WHAT THE EXERCISE ASKS:
Repeat the data precisely as given.
============
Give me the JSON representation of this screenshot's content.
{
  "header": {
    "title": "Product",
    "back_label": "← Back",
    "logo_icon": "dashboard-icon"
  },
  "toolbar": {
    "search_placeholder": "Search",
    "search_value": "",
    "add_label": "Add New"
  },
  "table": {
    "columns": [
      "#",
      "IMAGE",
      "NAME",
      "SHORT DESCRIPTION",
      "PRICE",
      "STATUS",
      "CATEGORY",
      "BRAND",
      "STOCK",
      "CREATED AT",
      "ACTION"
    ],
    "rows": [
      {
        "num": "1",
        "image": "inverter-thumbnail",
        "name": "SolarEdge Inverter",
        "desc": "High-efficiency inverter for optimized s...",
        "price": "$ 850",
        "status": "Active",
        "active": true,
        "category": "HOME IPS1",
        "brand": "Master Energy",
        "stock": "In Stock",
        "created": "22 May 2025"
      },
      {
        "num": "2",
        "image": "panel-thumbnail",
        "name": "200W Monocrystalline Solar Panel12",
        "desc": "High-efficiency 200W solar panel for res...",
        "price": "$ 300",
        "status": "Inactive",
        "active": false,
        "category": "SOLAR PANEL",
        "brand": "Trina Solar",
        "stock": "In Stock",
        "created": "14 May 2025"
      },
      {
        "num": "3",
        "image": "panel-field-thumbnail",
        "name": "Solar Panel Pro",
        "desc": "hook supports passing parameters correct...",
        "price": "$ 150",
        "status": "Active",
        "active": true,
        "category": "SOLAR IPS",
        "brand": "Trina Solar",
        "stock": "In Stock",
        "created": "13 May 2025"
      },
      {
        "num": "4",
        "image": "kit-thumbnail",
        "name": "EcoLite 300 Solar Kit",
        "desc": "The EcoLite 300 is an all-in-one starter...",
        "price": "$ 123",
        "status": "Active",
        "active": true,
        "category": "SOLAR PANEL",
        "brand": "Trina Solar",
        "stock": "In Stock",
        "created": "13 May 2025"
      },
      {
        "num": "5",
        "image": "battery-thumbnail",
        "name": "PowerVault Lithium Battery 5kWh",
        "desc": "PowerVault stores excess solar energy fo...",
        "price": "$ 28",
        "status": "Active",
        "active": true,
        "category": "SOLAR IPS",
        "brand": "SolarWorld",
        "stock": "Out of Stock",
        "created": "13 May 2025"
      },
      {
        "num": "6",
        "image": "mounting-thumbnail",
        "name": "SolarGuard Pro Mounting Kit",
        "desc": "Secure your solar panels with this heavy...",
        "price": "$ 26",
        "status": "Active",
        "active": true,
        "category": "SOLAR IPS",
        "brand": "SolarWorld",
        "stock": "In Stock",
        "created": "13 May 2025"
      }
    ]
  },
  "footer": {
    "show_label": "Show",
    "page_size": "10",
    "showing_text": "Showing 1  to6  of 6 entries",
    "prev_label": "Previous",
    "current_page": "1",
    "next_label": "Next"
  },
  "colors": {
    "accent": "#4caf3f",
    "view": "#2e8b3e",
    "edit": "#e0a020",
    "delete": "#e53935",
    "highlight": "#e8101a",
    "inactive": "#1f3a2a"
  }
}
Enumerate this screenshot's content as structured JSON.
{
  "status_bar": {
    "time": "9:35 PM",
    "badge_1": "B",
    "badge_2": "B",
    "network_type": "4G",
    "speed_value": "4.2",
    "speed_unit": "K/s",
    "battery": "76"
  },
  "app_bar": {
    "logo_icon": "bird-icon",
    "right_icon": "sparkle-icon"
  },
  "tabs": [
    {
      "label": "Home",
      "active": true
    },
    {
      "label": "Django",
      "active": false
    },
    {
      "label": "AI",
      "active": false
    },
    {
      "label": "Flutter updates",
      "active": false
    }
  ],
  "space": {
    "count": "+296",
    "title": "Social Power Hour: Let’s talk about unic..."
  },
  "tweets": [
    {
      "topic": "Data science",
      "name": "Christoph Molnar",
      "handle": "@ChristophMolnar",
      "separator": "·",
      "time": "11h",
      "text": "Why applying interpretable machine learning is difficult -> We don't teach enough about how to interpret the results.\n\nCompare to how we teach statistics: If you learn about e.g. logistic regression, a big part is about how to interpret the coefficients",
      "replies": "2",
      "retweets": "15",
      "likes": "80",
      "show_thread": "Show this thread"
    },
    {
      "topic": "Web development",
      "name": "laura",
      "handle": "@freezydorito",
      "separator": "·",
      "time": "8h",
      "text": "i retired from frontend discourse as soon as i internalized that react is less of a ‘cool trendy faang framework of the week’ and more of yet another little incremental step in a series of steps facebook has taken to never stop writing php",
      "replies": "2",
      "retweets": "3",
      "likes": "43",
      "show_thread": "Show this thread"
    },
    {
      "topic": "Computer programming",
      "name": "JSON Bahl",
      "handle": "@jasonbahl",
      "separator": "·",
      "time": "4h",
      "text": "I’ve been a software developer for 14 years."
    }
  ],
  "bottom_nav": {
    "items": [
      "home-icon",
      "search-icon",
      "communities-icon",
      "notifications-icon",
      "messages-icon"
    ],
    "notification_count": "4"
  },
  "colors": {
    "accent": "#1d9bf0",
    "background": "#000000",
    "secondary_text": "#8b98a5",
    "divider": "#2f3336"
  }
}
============
TASK SOLUTION:
Give me the JSON representation of this screenshot's content.
{
  "header": {
    "title": "Product",
    "back_label": "← Back",
    "logo_icon": "dashboard-icon"
  },
  "toolbar": {
    "search_placeholder": "Search",
    "search_value": "",
    "add_label": "Add New"
  },
  "table": {
    "columns": [
      "#",
      "IMAGE",
      "NAME",
      "SHORT DESCRIPTION",
      "PRICE",
      "STATUS",
      "CATEGORY",
      "BRAND",
      "STOCK",
      "CREATED AT",
      "ACTION"
    ],
    "rows": [
      {
        "num": "1",
        "image": "inverter-thumbnail",
        "name": "SolarEdge Inverter",
        "desc": "High-efficiency inverter for optimized s...",
        "price": "$ 850",
        "status": "Active",
        "active": true,
        "category": "HOME IPS1",
        "brand": "Master Energy",
        "stock": "In Stock",
        "created": "22 May 2025"
      },
      {
        "num": "2",
        "image": "panel-thumbnail",
        "name": "200W Monocrystalline Solar Panel12",
        "desc": "High-efficiency 200W solar panel for res...",
        "price": "$ 300",
        "status": "Inactive",
        "active": false,
        "category": "SOLAR PANEL",
        "brand": "Trina Solar",
        "stock": "In Stock",
        "created": "14 May 2025"
      },
      {
        "num": "3",
        "image": "panel-field-thumbnail",
        "name": "Solar Panel Pro",
        "desc": "hook supports passing parameters correct...",
        "price": "$ 150",
        "status": "Active",
        "active": true,
        "category": "SOLAR IPS",
        "brand": "Trina Solar",
        "stock": "In Stock",
        "created": "13 May 2025"
      },
      {
        "num": "4",
        "image": "kit-thumbnail",
        "name": "EcoLite 300 Solar Kit",
        "desc": "The EcoLite 300 is an all-in-one starter...",
        "price": "$ 123",
        "status": "Active",
        "active": true,
        "category": "SOLAR PANEL",
        "brand": "Trina Solar",
        "stock": "In Stock",
        "created": "13 May 2025"
      },
      {
        "num": "5",
        "image": "battery-thumbnail",
        "name": "PowerVault Lithium Battery 5kWh",
        "desc": "PowerVault stores excess solar energy fo...",
        "price": "$ 28",
        "status": "Active",
        "active": true,
        "category": "SOLAR IPS",
        "brand": "SolarWorld",
        "stock": "Out of Stock",
        "created": "13 May 2025"
      },
      {
        "num": "6",
        "image": "mounting-thumbnail",
        "name": "SolarGuard Pro Mounting Kit",
        "desc": "Secure your solar panels with this heavy...",
        "price": "$ 26",
        "status": "Active",
        "active": true,
        "category": "SOLAR IPS",
        "brand": "SolarWorld",
        "stock": "In Stock",
        "created": "13 May 2025"
      }
    ]
  },
  "footer": {
    "show_label": "Show",
    "page_size": "10",
    "showing_text": "Showing 1  to6  of 6 entries",
    "prev_label": "Previous",
    "current_page": "1",
    "next_label": "Next"
  },
  "colors": {
    "accent": "#4caf3f",
    "view": "#2e8b3e",
    "edit": "#e0a020",
    "delete": "#e53935",
    "highlight": "#e8101a",
    "inactive": "#1f3a2a"
  }
}
Enumerate this screenshot's content as structured JSON.
{
  "status_bar": {
    "time": "9:35 PM",
    "badge_1": "B",
    "badge_2": "B",
    "network_type": "4G",
    "speed_value": "4.2",
    "speed_unit": "K/s",
    "battery": "76"
  },
  "app_bar": {
    "logo_icon": "bird-icon",
    "right_icon": "sparkle-icon"
  },
  "tabs": [
    {
      "label": "Home",
      "active": true
    },
    {
      "label": "Django",
      "active": false
    },
    {
      "label": "AI",
      "active": false
    },
    {
      "label": "Flutter updates",
      "active": false
    }
  ],
  "space": {
    "count": "+296",
    "title": "Social Power Hour: Let’s talk about unic..."
  },
  "tweets": [
    {
      "topic": "Data science",
      "name": "Christoph Molnar",
      "handle": "@ChristophMolnar",
      "separator": "·",
      "time": "11h",
      "text": "Why applying interpretable machine learning is difficult -> We don't teach enough about how to interpret the results.\n\nCompare to how we teach statistics: If you learn about e.g. logistic regression, a big part is about how to interpret the coefficients",
      "replies": "2",
      "retweets": "15",
      "likes": "80",
      "show_thread": "Show this thread"
    },
    {
      "topic": "Web development",
      "name": "laura",
      "handle": "@freezydorito",
      "separator": "·",
      "time": "8h",
      "text": "i retired from frontend discourse as soon as i internalized that react is less of a ‘cool trendy faang framework of the week’ and more of yet another little incremental step in a series of steps facebook has taken to never stop writing php",
      "replies": "2",
      "retweets": "3",
      "likes": "43",
      "show_thread": "Show this thread"
    },
    {
      "topic": "Computer programming",
      "name": "JSON Bahl",
      "handle": "@jasonbahl",
      "separator": "·",
      "time": "4h",
      "text": "I’ve been a software developer for 14 years."
    }
  ],
  "bottom_nav": {
    "items": [
      "home-icon",
      "search-icon",
      "communities-icon",
      "notifications-icon",
      "messages-icon"
    ],
    "notification_count": "4"
  },
  "colors": {
    "accent": "#1d9bf0",
    "background": "#000000",
    "secondary_text": "#8b98a5",
    "divider": "#2f3336"
  }
}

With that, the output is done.